They have just published their 2010 inspection reports into the Big Four audit firms.  If you feel so inspired, you can read these reports free here.

Obviously, not only the Big Four know how to audit.  However, it’s probably fair to assume that if there is a pattern in perceived weakness in audit within the biggest firms, it’s probably a pattern within the profession as a whole.

The good news is that in almost all cases, the POB found that audit work was done well or acceptably, though with room for improvement.  There’s something very healthy about a profession that scrutinises its own commanding heights and then publishes its findings in a wholly public way.

The general public are all stakeholders in our profession and they deserve to see the results of our own introspection.  Partners in big audit firms whose work has just been the subject of constructive criticism may feel somewhat differently about this of course!

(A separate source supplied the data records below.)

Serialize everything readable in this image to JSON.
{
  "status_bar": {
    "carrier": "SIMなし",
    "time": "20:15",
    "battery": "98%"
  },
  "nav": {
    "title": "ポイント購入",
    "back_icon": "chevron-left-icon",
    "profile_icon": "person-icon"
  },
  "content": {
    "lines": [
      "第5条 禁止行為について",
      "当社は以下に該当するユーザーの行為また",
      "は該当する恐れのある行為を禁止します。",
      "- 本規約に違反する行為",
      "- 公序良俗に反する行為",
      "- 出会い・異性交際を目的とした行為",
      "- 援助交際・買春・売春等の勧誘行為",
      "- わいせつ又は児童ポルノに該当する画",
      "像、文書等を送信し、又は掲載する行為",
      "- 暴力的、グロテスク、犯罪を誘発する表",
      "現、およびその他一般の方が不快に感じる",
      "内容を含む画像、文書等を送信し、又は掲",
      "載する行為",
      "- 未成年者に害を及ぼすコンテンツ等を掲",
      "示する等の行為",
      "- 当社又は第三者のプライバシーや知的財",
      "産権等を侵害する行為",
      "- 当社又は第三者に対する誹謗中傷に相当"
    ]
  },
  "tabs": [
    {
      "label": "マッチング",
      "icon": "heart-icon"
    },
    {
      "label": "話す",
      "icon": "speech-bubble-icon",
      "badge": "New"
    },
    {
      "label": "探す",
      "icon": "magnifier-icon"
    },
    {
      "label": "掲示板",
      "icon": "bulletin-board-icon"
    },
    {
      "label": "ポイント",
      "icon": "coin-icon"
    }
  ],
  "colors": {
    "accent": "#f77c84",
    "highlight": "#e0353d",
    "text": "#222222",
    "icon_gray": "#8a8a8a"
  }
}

A pattern within the reports is that nobody seems to be especially strong at conducting goodwill impairments.  Three of the Big Four were specifically criticised by the POB for failing to obtain sufficient, appropriate evidence to support the clients’ assertions that goodwill had not been impaired.

In the frank but diplomatic language of these reports, it sounds like the audit teams in certain particular audits didn’t really know how to approach deciding whether purchased goodwill had actually been impaired.

Is this the fault of the auditor, or is it the fault of accounting standards that require goodwill impairments to be recorded but aren’t entirely specific about how to do it?  We think it might well be a bit of both.

Criticisms such as audit reports being issued on a date before the audit working papers had been signed are somewhat harder to justify, however.

We imagine that the partner responsible for that one might have a table to himself or herself at the office Christmas party.